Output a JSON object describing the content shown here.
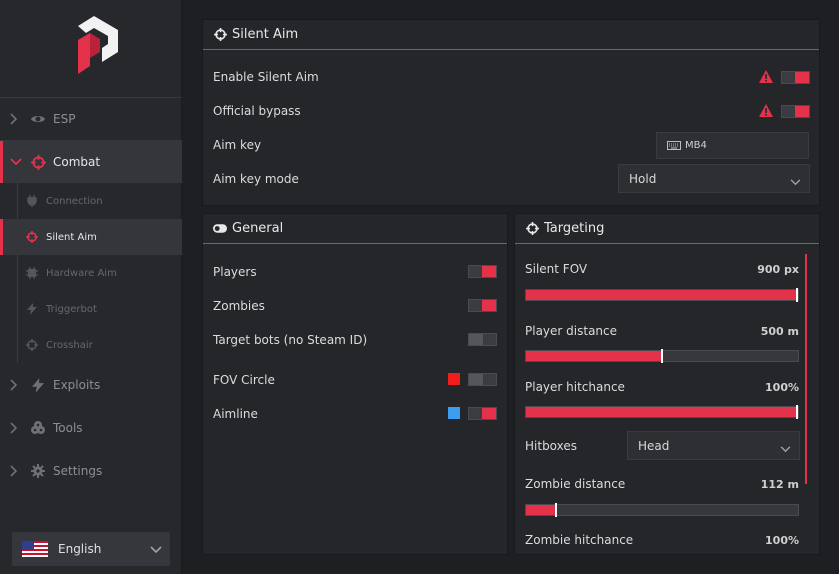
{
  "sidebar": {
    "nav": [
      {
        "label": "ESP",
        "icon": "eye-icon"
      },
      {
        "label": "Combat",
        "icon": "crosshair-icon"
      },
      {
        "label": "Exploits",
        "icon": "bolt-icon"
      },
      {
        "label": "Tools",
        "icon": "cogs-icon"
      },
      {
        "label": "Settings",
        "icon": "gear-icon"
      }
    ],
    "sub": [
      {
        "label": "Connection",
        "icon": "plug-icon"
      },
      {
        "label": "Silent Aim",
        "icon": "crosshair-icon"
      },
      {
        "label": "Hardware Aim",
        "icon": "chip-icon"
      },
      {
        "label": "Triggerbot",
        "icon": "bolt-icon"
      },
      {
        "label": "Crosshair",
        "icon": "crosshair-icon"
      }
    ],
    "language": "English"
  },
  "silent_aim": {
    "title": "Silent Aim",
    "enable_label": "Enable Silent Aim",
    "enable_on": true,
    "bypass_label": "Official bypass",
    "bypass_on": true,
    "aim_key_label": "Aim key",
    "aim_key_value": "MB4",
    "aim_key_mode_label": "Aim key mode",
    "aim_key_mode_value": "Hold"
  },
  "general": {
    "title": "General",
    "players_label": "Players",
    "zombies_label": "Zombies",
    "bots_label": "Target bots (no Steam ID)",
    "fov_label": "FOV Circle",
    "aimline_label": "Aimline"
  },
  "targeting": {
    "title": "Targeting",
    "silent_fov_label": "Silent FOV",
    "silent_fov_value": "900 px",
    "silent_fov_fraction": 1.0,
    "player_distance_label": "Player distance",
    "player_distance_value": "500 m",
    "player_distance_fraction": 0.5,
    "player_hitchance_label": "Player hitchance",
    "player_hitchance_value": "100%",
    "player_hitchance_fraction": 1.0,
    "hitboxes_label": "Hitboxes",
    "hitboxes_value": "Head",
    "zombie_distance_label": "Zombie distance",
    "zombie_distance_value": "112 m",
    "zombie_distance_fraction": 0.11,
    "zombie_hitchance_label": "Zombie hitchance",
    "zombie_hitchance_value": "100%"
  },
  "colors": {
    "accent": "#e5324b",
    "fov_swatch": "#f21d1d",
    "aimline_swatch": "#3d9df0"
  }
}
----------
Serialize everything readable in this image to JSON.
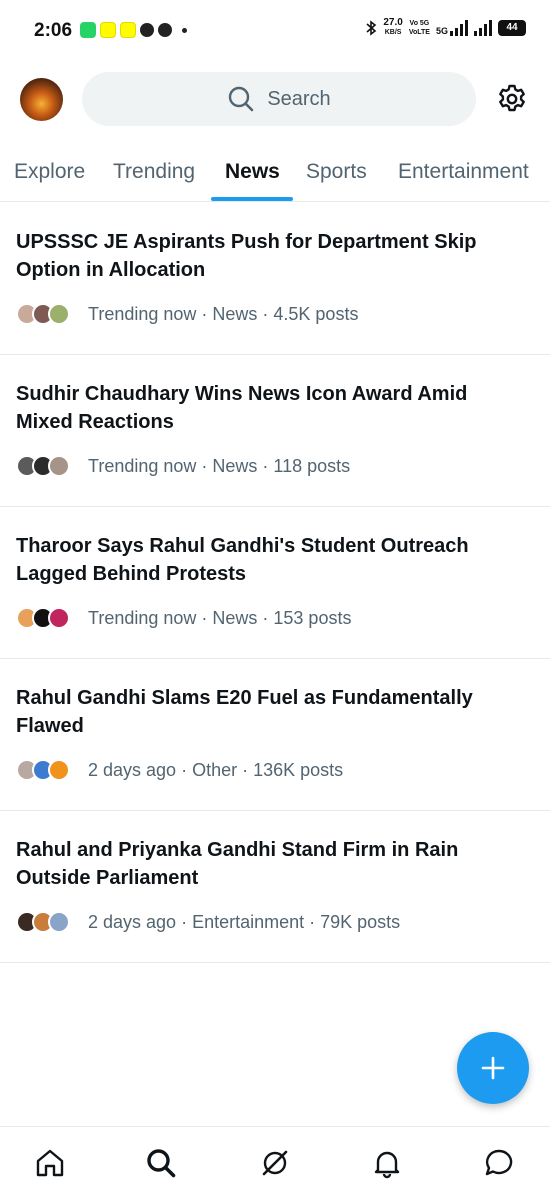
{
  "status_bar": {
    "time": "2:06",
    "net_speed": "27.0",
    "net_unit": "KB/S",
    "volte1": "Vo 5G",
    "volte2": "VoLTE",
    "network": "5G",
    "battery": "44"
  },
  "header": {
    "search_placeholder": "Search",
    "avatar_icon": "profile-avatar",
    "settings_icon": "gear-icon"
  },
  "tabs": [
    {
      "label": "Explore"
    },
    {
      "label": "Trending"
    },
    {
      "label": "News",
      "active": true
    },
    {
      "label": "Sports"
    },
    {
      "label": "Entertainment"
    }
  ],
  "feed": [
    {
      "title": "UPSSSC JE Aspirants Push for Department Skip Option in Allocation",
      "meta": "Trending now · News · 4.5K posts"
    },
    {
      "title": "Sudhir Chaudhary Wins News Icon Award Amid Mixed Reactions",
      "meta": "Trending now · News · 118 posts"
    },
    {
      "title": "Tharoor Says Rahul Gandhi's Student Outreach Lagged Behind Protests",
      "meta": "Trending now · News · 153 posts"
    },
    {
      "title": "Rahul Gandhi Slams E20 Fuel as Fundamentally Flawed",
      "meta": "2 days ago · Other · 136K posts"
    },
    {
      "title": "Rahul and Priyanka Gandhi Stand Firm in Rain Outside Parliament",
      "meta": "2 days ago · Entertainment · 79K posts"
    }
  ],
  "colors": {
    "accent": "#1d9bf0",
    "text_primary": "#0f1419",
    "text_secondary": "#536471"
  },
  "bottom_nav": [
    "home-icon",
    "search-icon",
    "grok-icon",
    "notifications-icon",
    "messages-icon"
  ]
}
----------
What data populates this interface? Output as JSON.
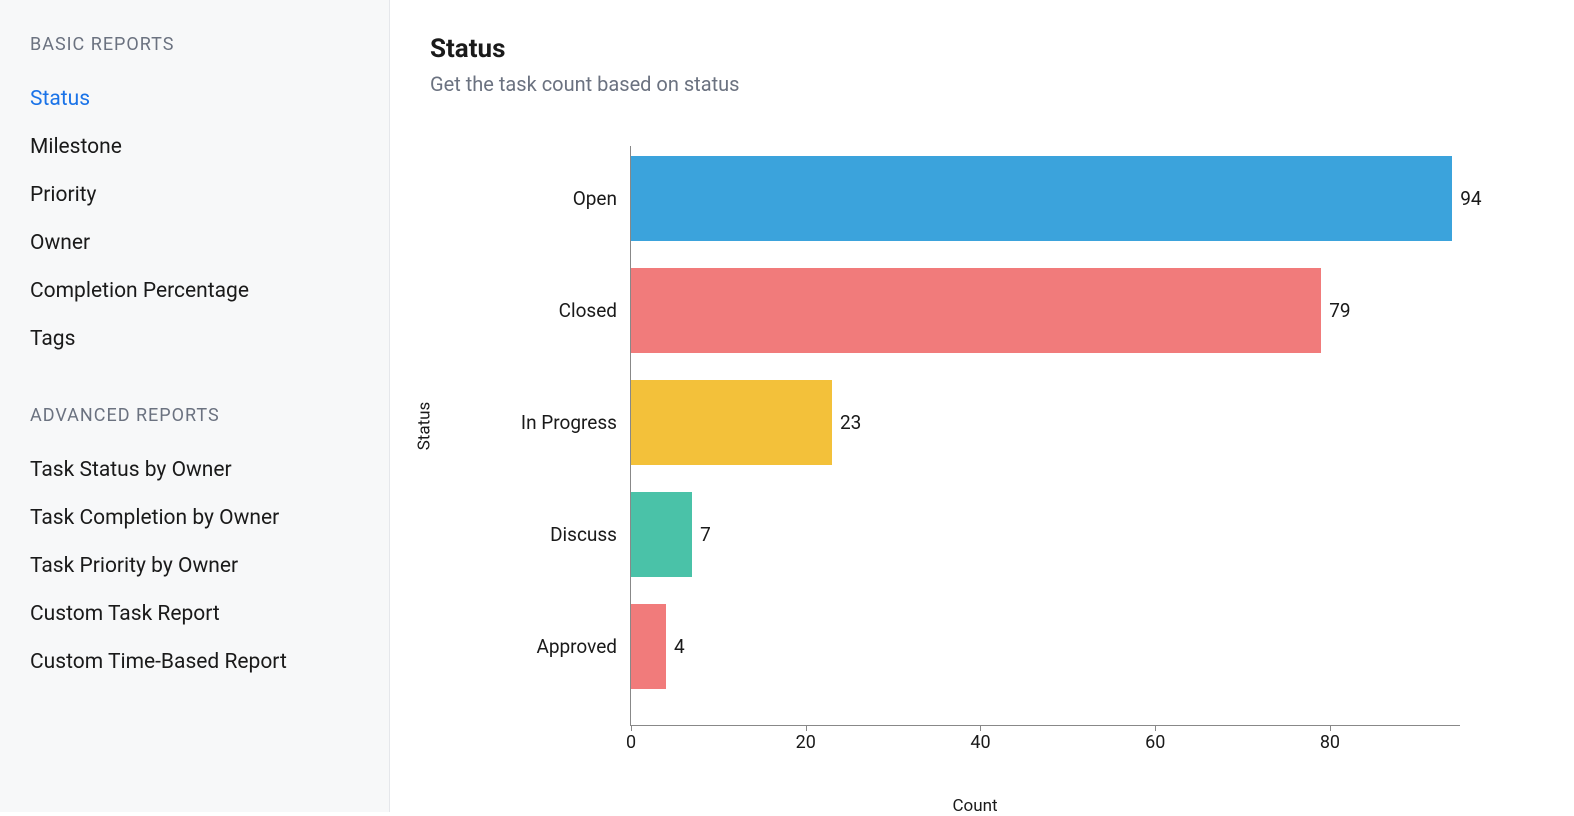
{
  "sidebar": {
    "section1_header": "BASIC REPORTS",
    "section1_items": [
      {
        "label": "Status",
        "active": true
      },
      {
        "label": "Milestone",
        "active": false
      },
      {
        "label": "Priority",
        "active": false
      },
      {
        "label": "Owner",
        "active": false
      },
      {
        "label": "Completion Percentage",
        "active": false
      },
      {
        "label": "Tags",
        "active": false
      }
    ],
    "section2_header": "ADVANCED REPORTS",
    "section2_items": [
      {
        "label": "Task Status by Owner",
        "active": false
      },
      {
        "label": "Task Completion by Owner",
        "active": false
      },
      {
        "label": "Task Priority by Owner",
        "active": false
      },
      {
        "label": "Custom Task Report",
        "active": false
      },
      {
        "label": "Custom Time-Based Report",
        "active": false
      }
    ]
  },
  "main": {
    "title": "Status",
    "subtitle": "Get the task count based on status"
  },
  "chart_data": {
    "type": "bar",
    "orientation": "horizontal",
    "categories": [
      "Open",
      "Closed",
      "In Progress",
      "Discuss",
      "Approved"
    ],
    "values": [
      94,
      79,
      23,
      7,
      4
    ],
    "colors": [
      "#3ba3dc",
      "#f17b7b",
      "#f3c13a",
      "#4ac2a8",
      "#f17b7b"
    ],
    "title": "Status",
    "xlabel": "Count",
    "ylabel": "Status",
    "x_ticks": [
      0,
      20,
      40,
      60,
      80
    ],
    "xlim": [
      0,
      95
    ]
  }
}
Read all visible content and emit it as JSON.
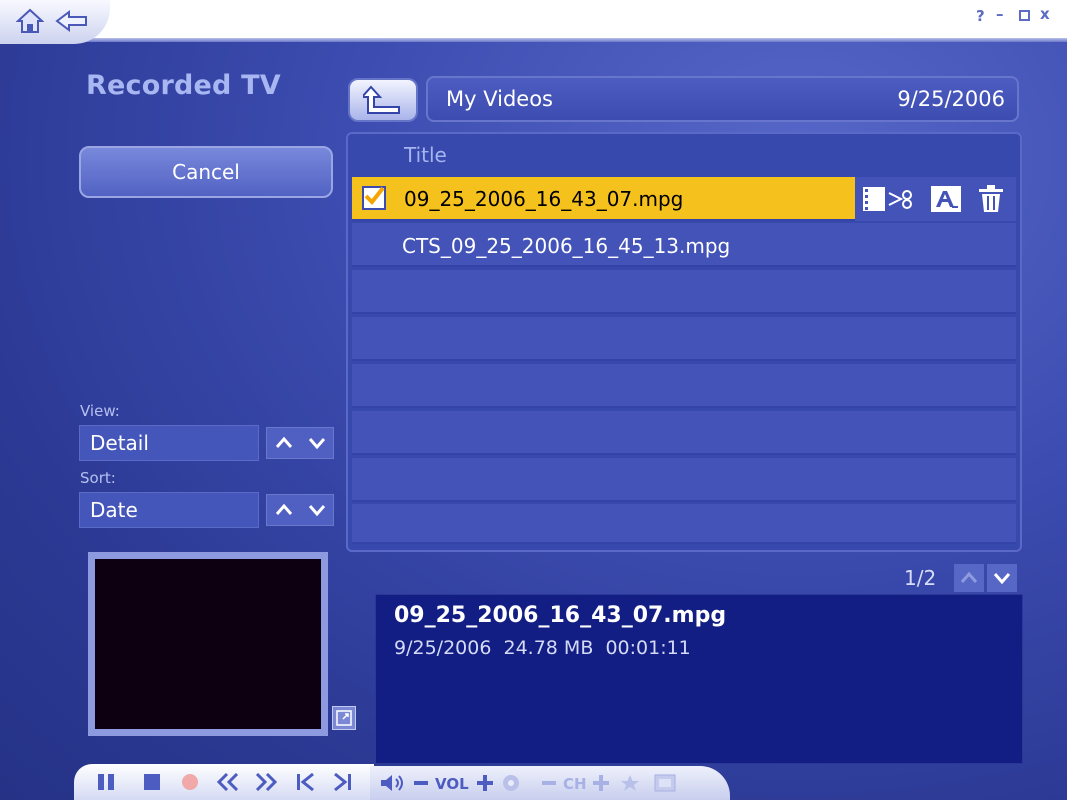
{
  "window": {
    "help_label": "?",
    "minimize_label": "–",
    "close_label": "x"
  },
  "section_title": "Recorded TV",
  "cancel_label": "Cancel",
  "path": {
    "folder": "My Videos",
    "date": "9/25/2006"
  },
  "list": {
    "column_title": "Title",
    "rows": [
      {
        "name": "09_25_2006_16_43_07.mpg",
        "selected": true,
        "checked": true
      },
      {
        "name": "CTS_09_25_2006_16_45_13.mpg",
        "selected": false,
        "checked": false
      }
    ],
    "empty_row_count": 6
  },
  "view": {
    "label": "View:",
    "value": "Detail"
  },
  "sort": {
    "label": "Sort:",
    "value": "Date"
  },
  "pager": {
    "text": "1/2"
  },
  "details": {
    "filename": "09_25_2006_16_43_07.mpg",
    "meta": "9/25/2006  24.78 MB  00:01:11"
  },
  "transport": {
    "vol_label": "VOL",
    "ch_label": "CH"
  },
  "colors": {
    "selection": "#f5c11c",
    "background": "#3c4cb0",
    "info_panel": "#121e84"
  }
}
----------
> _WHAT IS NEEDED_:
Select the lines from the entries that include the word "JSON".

> _SOLVED PROBLEM_:
Output a JSON object describing the content shown here.
Serialize everything readable in this image to JSON.
What data populates this interface? Output as JSON.
Read all visible content and emit it as JSON.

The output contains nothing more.